MSU professor and research group create lemur facial recognition system
An MSU professor is using his interests in biometric recognitions to help study one of the most endangered species in the world.
Jain said he was approached by University of Arizona assistant professor Stacey Tecot and George Washington University anthropologist Rachel Jacobs because of his research group's expertise in facial recognition.
Tecot said she and Jacobs were looking for somebody who had expertise in biometric recognition and who would allow them to track lemurs while using a non-invasive method.
“Anil was the first one we kind of saw as perfect for this project,” Tecot said. “He seemed really responsive and really excited about the potential different application of facial recognition software.”
One of the problems Jain and his research group encountered was locating the features on a lemur's face because of the hair.

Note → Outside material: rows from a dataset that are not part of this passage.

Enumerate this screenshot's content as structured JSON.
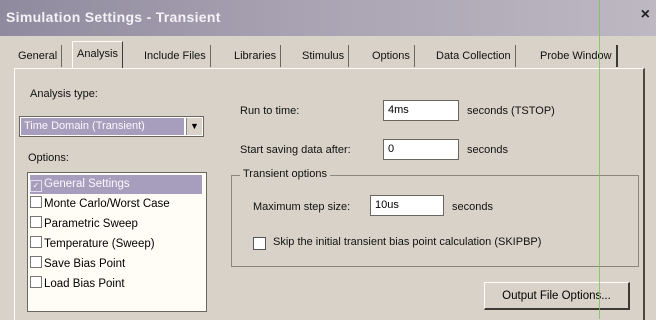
{
  "window": {
    "title": "Simulation Settings - Transient",
    "close_glyph": "×"
  },
  "tabs": [
    {
      "label": "General"
    },
    {
      "label": "Analysis"
    },
    {
      "label": "Include Files"
    },
    {
      "label": "Libraries"
    },
    {
      "label": "Stimulus"
    },
    {
      "label": "Options"
    },
    {
      "label": "Data Collection"
    },
    {
      "label": "Probe Window"
    }
  ],
  "analysis": {
    "type_label": "Analysis type:",
    "type_value": "Time Domain (Transient)",
    "options_label": "Options:",
    "options": [
      {
        "label": "General Settings"
      },
      {
        "label": "Monte Carlo/Worst Case"
      },
      {
        "label": "Parametric Sweep"
      },
      {
        "label": "Temperature (Sweep)"
      },
      {
        "label": "Save Bias Point"
      },
      {
        "label": "Load Bias Point"
      }
    ],
    "check_glyph": "✓"
  },
  "settings": {
    "run_to_label": "Run to time:",
    "run_to_value": "4ms",
    "run_to_unit": "seconds  (TSTOP)",
    "start_saving_label": "Start saving data after:",
    "start_saving_value": "0",
    "start_saving_unit": "seconds",
    "transient_group_title": "Transient options",
    "max_step_label": "Maximum step size:",
    "max_step_value": "10us",
    "max_step_unit": "seconds",
    "skip_bias_label": "Skip the initial transient bias point calculation  (SKIPBP)",
    "skip_bias_checked": false,
    "output_button": "Output File Options..."
  }
}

Jain said they had to extract the texture characteristics.
“Once we have extracted the features, then we can compare the lemurs' faces based on the features,” Jain said.
Jain said the use of biometric recognition, such as facial recognition, began 25 years ago when he started to get into fingerprint recognition. It has changed through time from being specifically used in law enforcement to an everyday use.
“At that time fingerprint had a connotation with the criminality, (and) if you tell somebody your fingerprints were taken they will right away assume that you have done something wrong,” Jain said. “But now, fingerprints are routines.”
Jain said the increase of various uses, such as unlocking a cell phone or having fingerprints taken upon entering a country to allow a background check.
“People don’t think twice about it,” Jain said. “What we did 25 years ago is suddenly being used in a variety of applications.”
Tecot said she also sees LemurFaceID being used in a variety of ways, ranging from being more portable on a smartphone, to making a more “personable experiences” with lemurs, to helping law enforcement.
“There’s wildlife trafficking issues in Madagascar, usually issues with the pet trade, and red-bellied lemurs aren’t necessarily the number one coveted lemurs for pets,” Tecot said. “We hope this is something that can eventually be adapted for other species as well.”
Possible applications such as these has led his Biometrics Research Group to be in “high demand” because of the increase need of knowledge in this field.
“The respect which our group has gained, because of our in-depth experience,” Jain said. “The persistence over the last 25 years has paid off. If people think of fingerprint research, first thing they think of is Michigan State."